> [What is needed]
A word-for-word copy of the records is needed, with every picture left out.

> [Record extracts]
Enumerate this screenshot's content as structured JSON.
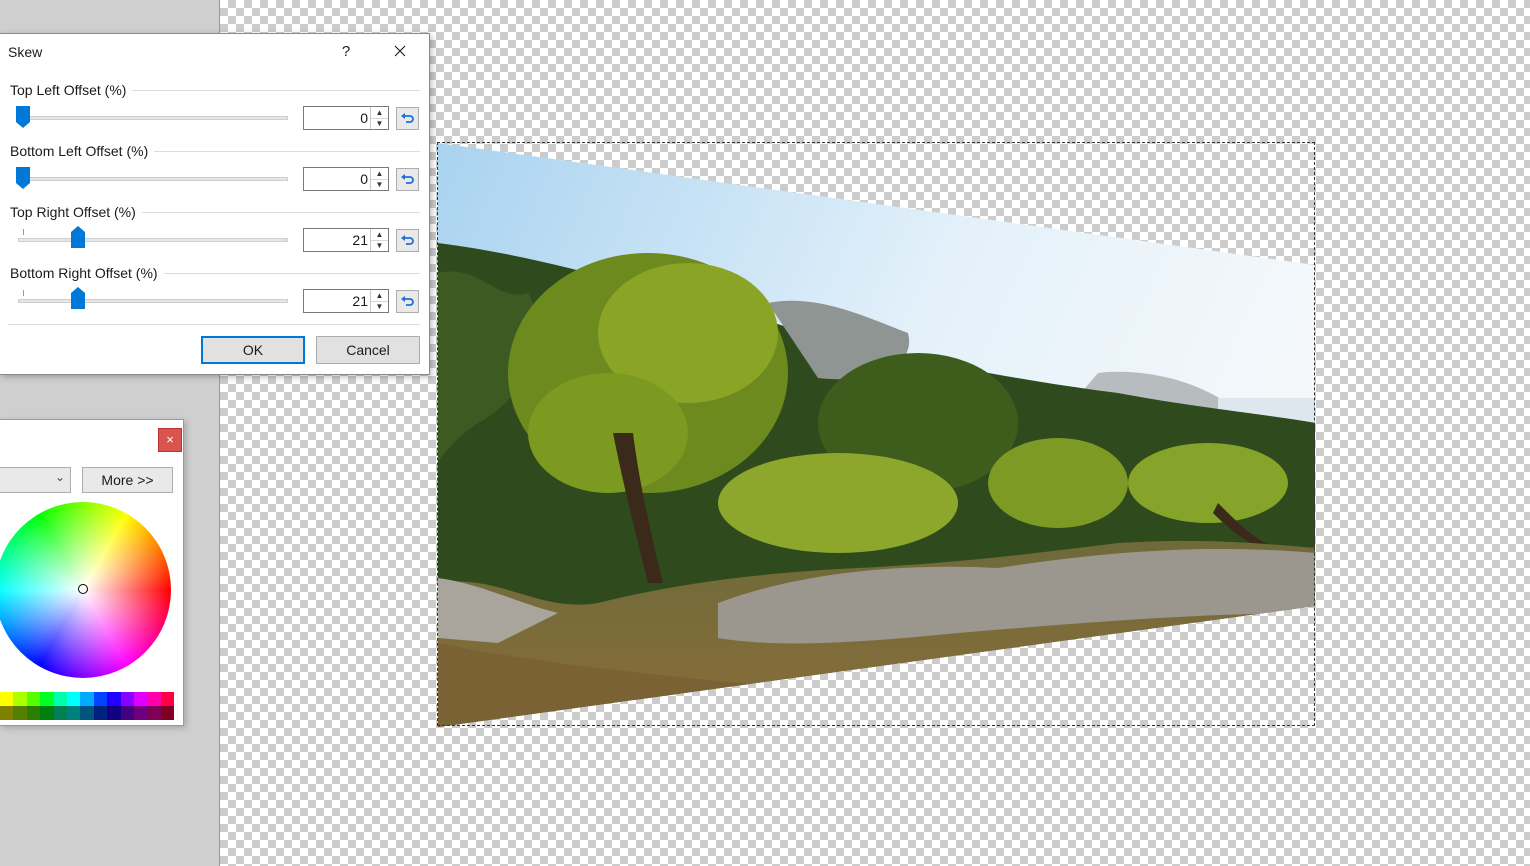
{
  "dialog": {
    "title": "Skew",
    "help_label": "?",
    "groups": [
      {
        "label": "Top Left Offset (%)",
        "value": "0",
        "level_percent": 0
      },
      {
        "label": "Bottom Left Offset (%)",
        "value": "0",
        "level_percent": 0
      },
      {
        "label": "Top Right Offset (%)",
        "value": "21",
        "level_percent": 21
      },
      {
        "label": "Bottom Right Offset (%)",
        "value": "21",
        "level_percent": 21
      }
    ],
    "ok_label": "OK",
    "cancel_label": "Cancel"
  },
  "colors_panel": {
    "close_label": "×",
    "more_label": "More >>",
    "palette_top": [
      "#ffff00",
      "#aaff00",
      "#55ff00",
      "#00ff22",
      "#00ffaa",
      "#00ffff",
      "#00aaff",
      "#0044ff",
      "#2200ff",
      "#8800ff",
      "#dd00ff",
      "#ff00aa",
      "#ff0044"
    ],
    "palette_bottom": [
      "#7f7f00",
      "#557f00",
      "#2a7f00",
      "#007f11",
      "#007f55",
      "#007f7f",
      "#00557f",
      "#00227f",
      "#11007f",
      "#44007f",
      "#6e007f",
      "#7f0055",
      "#7f0022"
    ]
  },
  "canvas": {
    "checker_light": "#ffffff",
    "checker_dark": "#cccccc"
  }
}
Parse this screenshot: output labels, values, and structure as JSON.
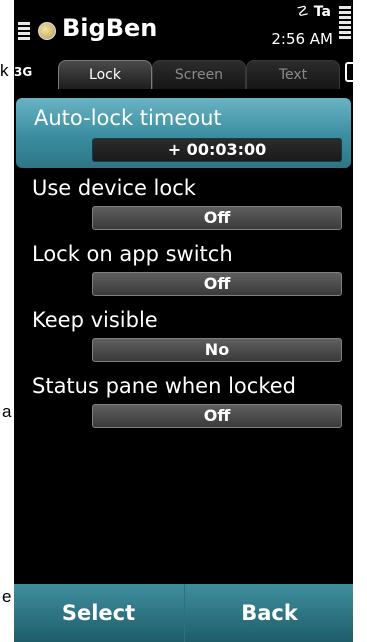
{
  "side_labels": {
    "top_left": "k",
    "mid_left": "a",
    "bottom_left": "e"
  },
  "status": {
    "app_title": "BigBen",
    "network": "☡ Ta",
    "time": "2:56 AM"
  },
  "tabs": {
    "left_edge": "3G",
    "items": [
      {
        "label": "Lock",
        "active": true
      },
      {
        "label": "Screen",
        "active": false
      },
      {
        "label": "Text",
        "active": false
      }
    ]
  },
  "settings": [
    {
      "label": "Auto-lock timeout",
      "value": "+ 00:03:00",
      "selected": true
    },
    {
      "label": "Use device lock",
      "value": "Off",
      "selected": false
    },
    {
      "label": "Lock on app switch",
      "value": "Off",
      "selected": false
    },
    {
      "label": "Keep visible",
      "value": "No",
      "selected": false
    },
    {
      "label": "Status pane when locked",
      "value": "Off",
      "selected": false
    }
  ],
  "softkeys": {
    "left": "Select",
    "right": "Back"
  },
  "colors": {
    "accent": "#3a8da0",
    "softkey_bg": "#2f7585",
    "background": "#000000"
  }
}
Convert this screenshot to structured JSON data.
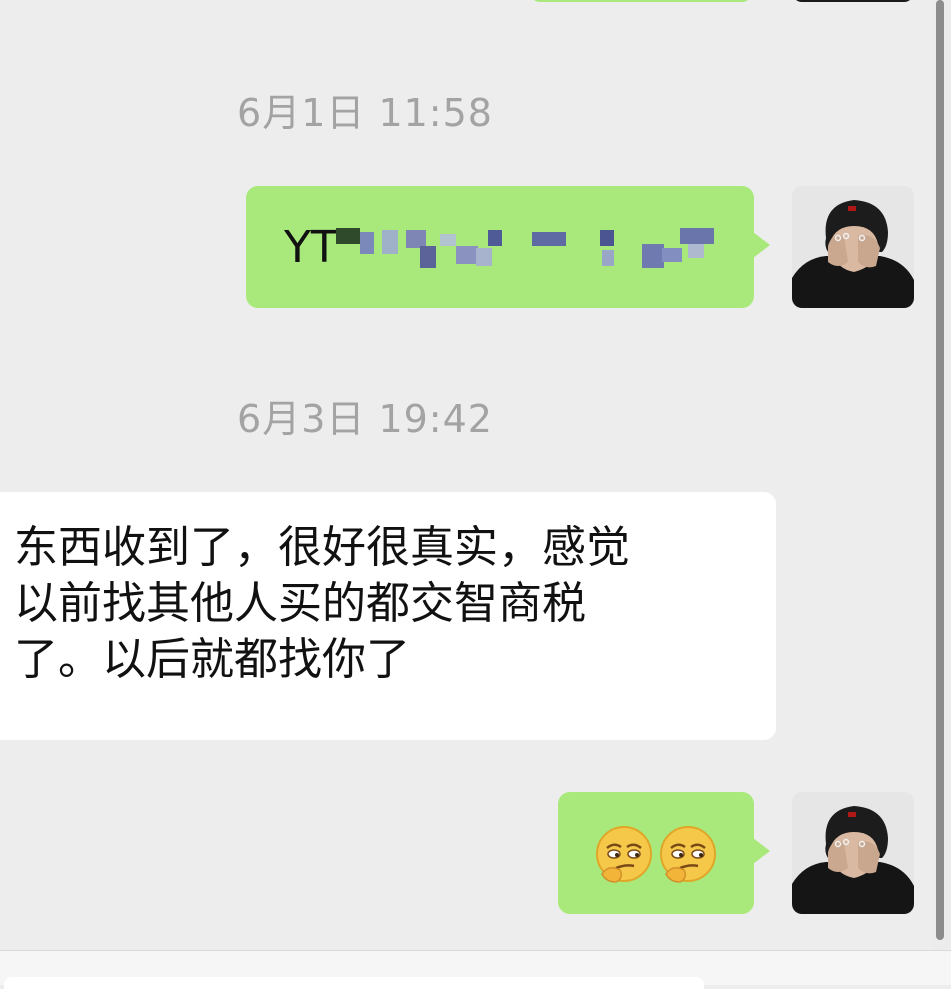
{
  "messages": [
    {
      "type": "timestamp",
      "text": "6月1日 11:58"
    },
    {
      "type": "sent",
      "text": "YT",
      "avatar": "user-avatar"
    },
    {
      "type": "timestamp",
      "text": "6月3日 19:42"
    },
    {
      "type": "received",
      "lines": [
        "东西收到了，很好很真实，感觉",
        "以前找其他人买的都交智商税",
        "了。以后就都找你了"
      ]
    },
    {
      "type": "sent",
      "emojis": [
        "smirk-emoji",
        "smirk-emoji"
      ],
      "avatar": "user-avatar"
    }
  ],
  "colors": {
    "background": "#ededed",
    "sent_bubble": "#a9e97b",
    "received_bubble": "#ffffff",
    "timestamp": "#a3a3a3"
  }
}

> [Response to the task]
Enumerate this screenshot's content as structured JSON.
{
  "dialog": {
    "title": "Skew",
    "help_label": "?",
    "groups": [
      {
        "label": "Top Left Offset (%)",
        "value": "0",
        "level_percent": 0
      },
      {
        "label": "Bottom Left Offset (%)",
        "value": "0",
        "level_percent": 0
      },
      {
        "label": "Top Right Offset (%)",
        "value": "21",
        "level_percent": 21
      },
      {
        "label": "Bottom Right Offset (%)",
        "value": "21",
        "level_percent": 21
      }
    ],
    "ok_label": "OK",
    "cancel_label": "Cancel"
  },
  "colors_panel": {
    "close_label": "×",
    "more_label": "More >>",
    "palette_top": [
      "#ffff00",
      "#aaff00",
      "#55ff00",
      "#00ff22",
      "#00ffaa",
      "#00ffff",
      "#00aaff",
      "#0044ff",
      "#2200ff",
      "#8800ff",
      "#dd00ff",
      "#ff00aa",
      "#ff0044"
    ],
    "palette_bottom": [
      "#7f7f00",
      "#557f00",
      "#2a7f00",
      "#007f11",
      "#007f55",
      "#007f7f",
      "#00557f",
      "#00227f",
      "#11007f",
      "#44007f",
      "#6e007f",
      "#7f0055",
      "#7f0022"
    ]
  },
  "canvas": {
    "checker_light": "#ffffff",
    "checker_dark": "#cccccc"
  }
}
Parse this screenshot: output labels, values, and structure as JSON.
{
  "side_labels": {
    "top_left": "k",
    "mid_left": "a",
    "bottom_left": "e"
  },
  "status": {
    "app_title": "BigBen",
    "network": "☡ Ta",
    "time": "2:56 AM"
  },
  "tabs": {
    "left_edge": "3G",
    "items": [
      {
        "label": "Lock",
        "active": true
      },
      {
        "label": "Screen",
        "active": false
      },
      {
        "label": "Text",
        "active": false
      }
    ]
  },
  "settings": [
    {
      "label": "Auto-lock timeout",
      "value": "+ 00:03:00",
      "selected": true
    },
    {
      "label": "Use device lock",
      "value": "Off",
      "selected": false
    },
    {
      "label": "Lock on app switch",
      "value": "Off",
      "selected": false
    },
    {
      "label": "Keep visible",
      "value": "No",
      "selected": false
    },
    {
      "label": "Status pane when locked",
      "value": "Off",
      "selected": false
    }
  ],
  "softkeys": {
    "left": "Select",
    "right": "Back"
  },
  "colors": {
    "accent": "#3a8da0",
    "softkey_bg": "#2f7585",
    "background": "#000000"
  }
}
Convert this screenshot to structured JSON data.
{
  "messages": [
    {
      "type": "timestamp",
      "text": "6月1日 11:58"
    },
    {
      "type": "sent",
      "text": "YT",
      "avatar": "user-avatar"
    },
    {
      "type": "timestamp",
      "text": "6月3日 19:42"
    },
    {
      "type": "received",
      "lines": [
        "东西收到了，很好很真实，感觉",
        "以前找其他人买的都交智商税",
        "了。以后就都找你了"
      ]
    },
    {
      "type": "sent",
      "emojis": [
        "smirk-emoji",
        "smirk-emoji"
      ],
      "avatar": "user-avatar"
    }
  ],
  "colors": {
    "background": "#ededed",
    "sent_bubble": "#a9e97b",
    "received_bubble": "#ffffff",
    "timestamp": "#a3a3a3"
  }
}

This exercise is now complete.